### Exercise
The data below is to be copied exactly, line by line.

══════

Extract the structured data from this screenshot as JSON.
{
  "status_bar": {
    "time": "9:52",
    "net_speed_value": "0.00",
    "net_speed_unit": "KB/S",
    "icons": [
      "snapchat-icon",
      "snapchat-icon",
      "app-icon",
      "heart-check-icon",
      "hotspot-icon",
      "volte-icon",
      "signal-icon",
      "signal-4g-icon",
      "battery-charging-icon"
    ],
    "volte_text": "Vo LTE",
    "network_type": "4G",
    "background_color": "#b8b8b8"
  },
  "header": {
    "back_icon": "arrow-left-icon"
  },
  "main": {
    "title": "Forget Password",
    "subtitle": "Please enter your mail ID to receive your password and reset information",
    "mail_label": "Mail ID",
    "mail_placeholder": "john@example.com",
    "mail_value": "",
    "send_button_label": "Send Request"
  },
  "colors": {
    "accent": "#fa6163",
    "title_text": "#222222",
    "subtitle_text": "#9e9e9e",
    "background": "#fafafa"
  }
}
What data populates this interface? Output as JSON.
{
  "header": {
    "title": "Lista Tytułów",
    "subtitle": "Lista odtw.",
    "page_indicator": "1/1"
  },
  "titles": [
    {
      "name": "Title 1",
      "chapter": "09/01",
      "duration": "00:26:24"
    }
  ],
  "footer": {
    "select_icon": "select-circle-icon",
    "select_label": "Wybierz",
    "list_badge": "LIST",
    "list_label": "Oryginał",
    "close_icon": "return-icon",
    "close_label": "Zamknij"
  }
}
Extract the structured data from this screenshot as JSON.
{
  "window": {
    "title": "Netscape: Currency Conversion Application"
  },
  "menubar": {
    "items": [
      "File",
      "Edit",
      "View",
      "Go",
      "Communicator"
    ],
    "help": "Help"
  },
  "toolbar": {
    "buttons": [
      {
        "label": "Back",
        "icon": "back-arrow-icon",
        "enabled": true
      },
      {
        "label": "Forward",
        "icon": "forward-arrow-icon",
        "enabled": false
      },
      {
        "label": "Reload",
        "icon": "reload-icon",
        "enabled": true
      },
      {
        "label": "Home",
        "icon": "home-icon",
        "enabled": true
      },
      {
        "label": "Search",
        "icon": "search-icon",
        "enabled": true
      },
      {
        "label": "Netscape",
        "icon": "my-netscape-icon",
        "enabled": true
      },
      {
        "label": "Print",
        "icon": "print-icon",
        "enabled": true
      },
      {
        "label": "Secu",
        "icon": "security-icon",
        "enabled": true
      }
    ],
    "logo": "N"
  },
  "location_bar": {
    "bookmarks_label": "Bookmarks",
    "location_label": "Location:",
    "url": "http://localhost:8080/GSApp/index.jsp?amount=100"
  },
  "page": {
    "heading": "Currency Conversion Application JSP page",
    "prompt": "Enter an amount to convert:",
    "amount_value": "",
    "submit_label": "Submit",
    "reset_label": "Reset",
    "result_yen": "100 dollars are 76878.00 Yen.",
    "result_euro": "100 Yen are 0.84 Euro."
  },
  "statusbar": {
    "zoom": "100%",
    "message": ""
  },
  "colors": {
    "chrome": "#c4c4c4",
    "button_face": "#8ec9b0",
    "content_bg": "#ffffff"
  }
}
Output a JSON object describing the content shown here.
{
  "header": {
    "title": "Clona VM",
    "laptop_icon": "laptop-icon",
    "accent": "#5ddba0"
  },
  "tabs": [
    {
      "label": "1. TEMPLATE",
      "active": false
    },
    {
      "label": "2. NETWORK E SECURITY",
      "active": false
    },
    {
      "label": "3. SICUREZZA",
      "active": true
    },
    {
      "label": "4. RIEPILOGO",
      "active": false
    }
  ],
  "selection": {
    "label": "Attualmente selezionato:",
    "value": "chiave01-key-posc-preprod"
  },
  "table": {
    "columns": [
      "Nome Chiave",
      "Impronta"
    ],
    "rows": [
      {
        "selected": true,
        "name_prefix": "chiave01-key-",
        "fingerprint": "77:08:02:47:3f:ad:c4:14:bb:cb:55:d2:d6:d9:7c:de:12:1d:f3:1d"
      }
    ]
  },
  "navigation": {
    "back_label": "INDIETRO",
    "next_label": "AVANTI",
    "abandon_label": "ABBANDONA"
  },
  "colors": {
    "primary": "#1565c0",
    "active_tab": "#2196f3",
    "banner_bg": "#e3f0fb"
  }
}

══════

### Answer box
Extract the structured data from this screenshot as JSON.
{
  "status_bar": {
    "time": "9:52",
    "net_speed_value": "0.00",
    "net_speed_unit": "KB/S",
    "icons": [
      "snapchat-icon",
      "snapchat-icon",
      "app-icon",
      "heart-check-icon",
      "hotspot-icon",
      "volte-icon",
      "signal-icon",
      "signal-4g-icon",
      "battery-charging-icon"
    ],
    "volte_text": "Vo LTE",
    "network_type": "4G",
    "background_color": "#b8b8b8"
  },
  "header": {
    "back_icon": "arrow-left-icon"
  },
  "main": {
    "title": "Forget Password",
    "subtitle": "Please enter your mail ID to receive your password and reset information",
    "mail_label": "Mail ID",
    "mail_placeholder": "john@example.com",
    "mail_value": "",
    "send_button_label": "Send Request"
  },
  "colors": {
    "accent": "#fa6163",
    "title_text": "#222222",
    "subtitle_text": "#9e9e9e",
    "background": "#fafafa"
  }
}
What data populates this interface? Output as JSON.
{
  "header": {
    "title": "Lista Tytułów",
    "subtitle": "Lista odtw.",
    "page_indicator": "1/1"
  },
  "titles": [
    {
      "name": "Title 1",
      "chapter": "09/01",
      "duration": "00:26:24"
    }
  ],
  "footer": {
    "select_icon": "select-circle-icon",
    "select_label": "Wybierz",
    "list_badge": "LIST",
    "list_label": "Oryginał",
    "close_icon": "return-icon",
    "close_label": "Zamknij"
  }
}
Extract the structured data from this screenshot as JSON.
{
  "window": {
    "title": "Netscape: Currency Conversion Application"
  },
  "menubar": {
    "items": [
      "File",
      "Edit",
      "View",
      "Go",
      "Communicator"
    ],
    "help": "Help"
  },
  "toolbar": {
    "buttons": [
      {
        "label": "Back",
        "icon": "back-arrow-icon",
        "enabled": true
      },
      {
        "label": "Forward",
        "icon": "forward-arrow-icon",
        "enabled": false
      },
      {
        "label": "Reload",
        "icon": "reload-icon",
        "enabled": true
      },
      {
        "label": "Home",
        "icon": "home-icon",
        "enabled": true
      },
      {
        "label": "Search",
        "icon": "search-icon",
        "enabled": true
      },
      {
        "label": "Netscape",
        "icon": "my-netscape-icon",
        "enabled": true
      },
      {
        "label": "Print",
        "icon": "print-icon",
        "enabled": true
      },
      {
        "label": "Secu",
        "icon": "security-icon",
        "enabled": true
      }
    ],
    "logo": "N"
  },
  "location_bar": {
    "bookmarks_label": "Bookmarks",
    "location_label": "Location:",
    "url": "http://localhost:8080/GSApp/index.jsp?amount=100"
  },
  "page": {
    "heading": "Currency Conversion Application JSP page",
    "prompt": "Enter an amount to convert:",
    "amount_value": "",
    "submit_label": "Submit",
    "reset_label": "Reset",
    "result_yen": "100 dollars are 76878.00 Yen.",
    "result_euro": "100 Yen are 0.84 Euro."
  },
  "statusbar": {
    "zoom": "100%",
    "message": ""
  },
  "colors": {
    "chrome": "#c4c4c4",
    "button_face": "#8ec9b0",
    "content_bg": "#ffffff"
  }
}
Output a JSON object describing the content shown here.
{
  "header": {
    "title": "Clona VM",
    "laptop_icon": "laptop-icon",
    "accent": "#5ddba0"
  },
  "tabs": [
    {
      "label": "1. TEMPLATE",
      "active": false
    },
    {
      "label": "2. NETWORK E SECURITY",
      "active": false
    },
    {
      "label": "3. SICUREZZA",
      "active": true
    },
    {
      "label": "4. RIEPILOGO",
      "active": false
    }
  ],
  "selection": {
    "label": "Attualmente selezionato:",
    "value": "chiave01-key-posc-preprod"
  },
  "table": {
    "columns": [
      "Nome Chiave",
      "Impronta"
    ],
    "rows": [
      {
        "selected": true,
        "name_prefix": "chiave01-key-",
        "fingerprint": "77:08:02:47:3f:ad:c4:14:bb:cb:55:d2:d6:d9:7c:de:12:1d:f3:1d"
      }
    ]
  },
  "navigation": {
    "back_label": "INDIETRO",
    "next_label": "AVANTI",
    "abandon_label": "ABBANDONA"
  },
  "colors": {
    "primary": "#1565c0",
    "active_tab": "#2196f3",
    "banner_bg": "#e3f0fb"
  }
}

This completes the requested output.